Crater Lake National Park. Or, How Many Pictures Can You Take of the Same Lake?
Answer: A lot. Especially when it’s this beautiful.
After spending a few days on the gorgeous Oregon coast, I somewhat reluctantly drove inland towards Crater Lake National Park. Crater Lake is a 2,000 foot deep body of water that fills the caldera, formed by the eruption of Mount Mazama approximately 7,700 years ago. Later eruptions of the volcano created Wizard Island. Though the park is famous for the deep blue color of the water, the remanents of the rim are equally beautiful, providing the ideal frame for such a masterpiece.
With water that colorful, I had to go in, even though the water is a brisk 57 degrees. Totally worth it though:
The park has a few extra surprises, including fumaroles:
These fumaroles were areas where underground heat was vented, which caused the pumice to compact and cement. Lighter volcanic ash and pumice from the later eruption of Mount Mazama was deposited around them but was eroded, leaving these tall, thin structures. Just behind the rim lies fields of flowers in the chunks of pumice, which were lovely in the late afternoon sunlight.

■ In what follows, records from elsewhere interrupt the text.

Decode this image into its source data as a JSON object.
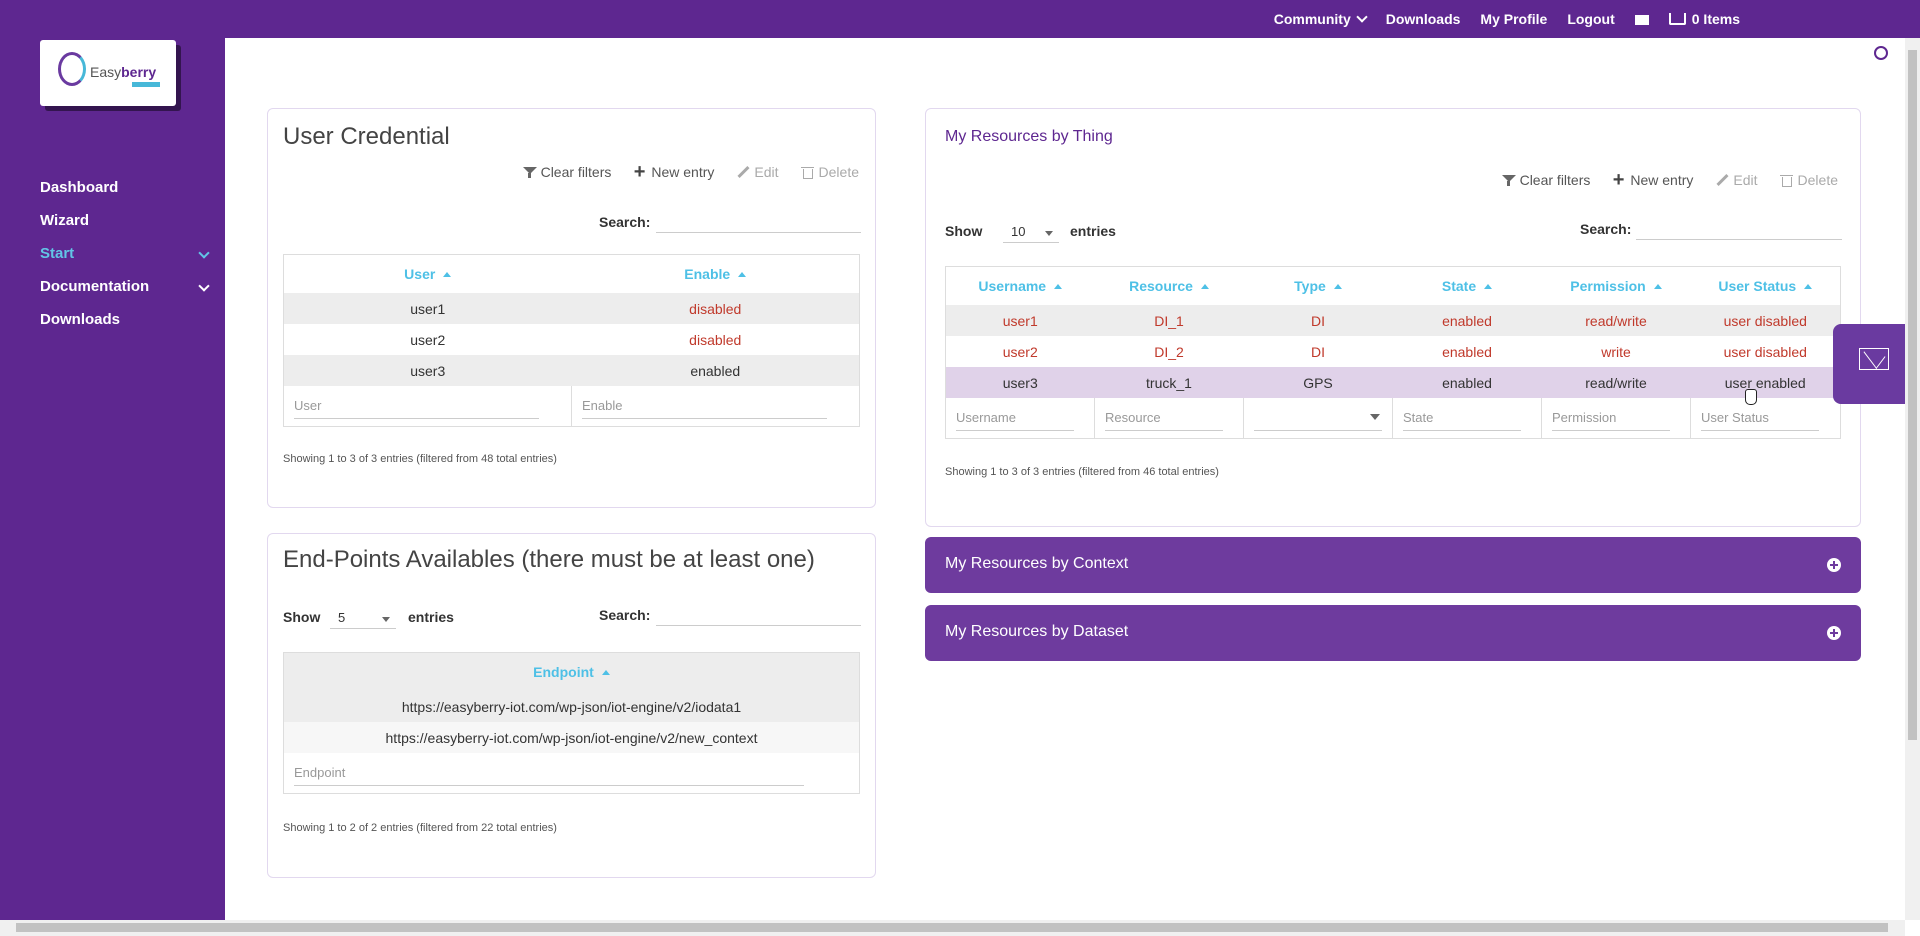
{
  "topnav": {
    "community": "Community",
    "downloads": "Downloads",
    "profile": "My Profile",
    "logout": "Logout",
    "cart": "0 Items"
  },
  "logo": {
    "part1": "Easy",
    "part2": "berry"
  },
  "sidebar": {
    "items": [
      {
        "label": "Dashboard"
      },
      {
        "label": "Wizard"
      },
      {
        "label": "Start"
      },
      {
        "label": "Documentation"
      },
      {
        "label": "Downloads"
      }
    ]
  },
  "toolbar": {
    "clear": "Clear filters",
    "new": "New entry",
    "edit": "Edit",
    "delete": "Delete"
  },
  "credential": {
    "title": "User Credential",
    "search_label": "Search:",
    "columns": [
      "User",
      "Enable"
    ],
    "rows": [
      {
        "user": "user1",
        "enable": "disabled"
      },
      {
        "user": "user2",
        "enable": "disabled"
      },
      {
        "user": "user3",
        "enable": "enabled"
      }
    ],
    "filters": [
      "User",
      "Enable"
    ],
    "info": "Showing 1 to 3 of 3 entries (filtered from 48 total entries)"
  },
  "endpoints": {
    "title": "End-Points Availables (there must be at least one)",
    "show": "Show",
    "entries": "entries",
    "page_len": "5",
    "search_label": "Search:",
    "column": "Endpoint",
    "rows": [
      "https://easyberry-iot.com/wp-json/iot-engine/v2/iodata1",
      "https://easyberry-iot.com/wp-json/iot-engine/v2/new_context"
    ],
    "filter": "Endpoint",
    "info": "Showing 1 to 2 of 2 entries (filtered from 22 total entries)"
  },
  "thing": {
    "title": "My Resources by Thing",
    "show": "Show",
    "entries": "entries",
    "page_len": "10",
    "search_label": "Search:",
    "columns": [
      "Username",
      "Resource",
      "Type",
      "State",
      "Permission",
      "User Status"
    ],
    "rows": [
      {
        "username": "user1",
        "resource": "DI_1",
        "type": "DI",
        "state": "enabled",
        "permission": "read/write",
        "status": "user disabled"
      },
      {
        "username": "user2",
        "resource": "DI_2",
        "type": "DI",
        "state": "enabled",
        "permission": "write",
        "status": "user disabled"
      },
      {
        "username": "user3",
        "resource": "truck_1",
        "type": "GPS",
        "state": "enabled",
        "permission": "read/write",
        "status": "user enabled"
      }
    ],
    "filters": [
      "Username",
      "Resource",
      "",
      "State",
      "Permission",
      "User Status"
    ],
    "info": "Showing 1 to 3 of 3 entries (filtered from 46 total entries)"
  },
  "accordions": {
    "context": "My Resources by Context",
    "dataset": "My Resources by Dataset"
  },
  "colors": {
    "brand": "#5e2790",
    "accent": "#4ec0e6",
    "danger": "#c0392b"
  }
}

I’m off hiking for the next few days in some state parks and national monument areas where I will be most likely out of touch, but this post and the next are scheduled to post in my absence.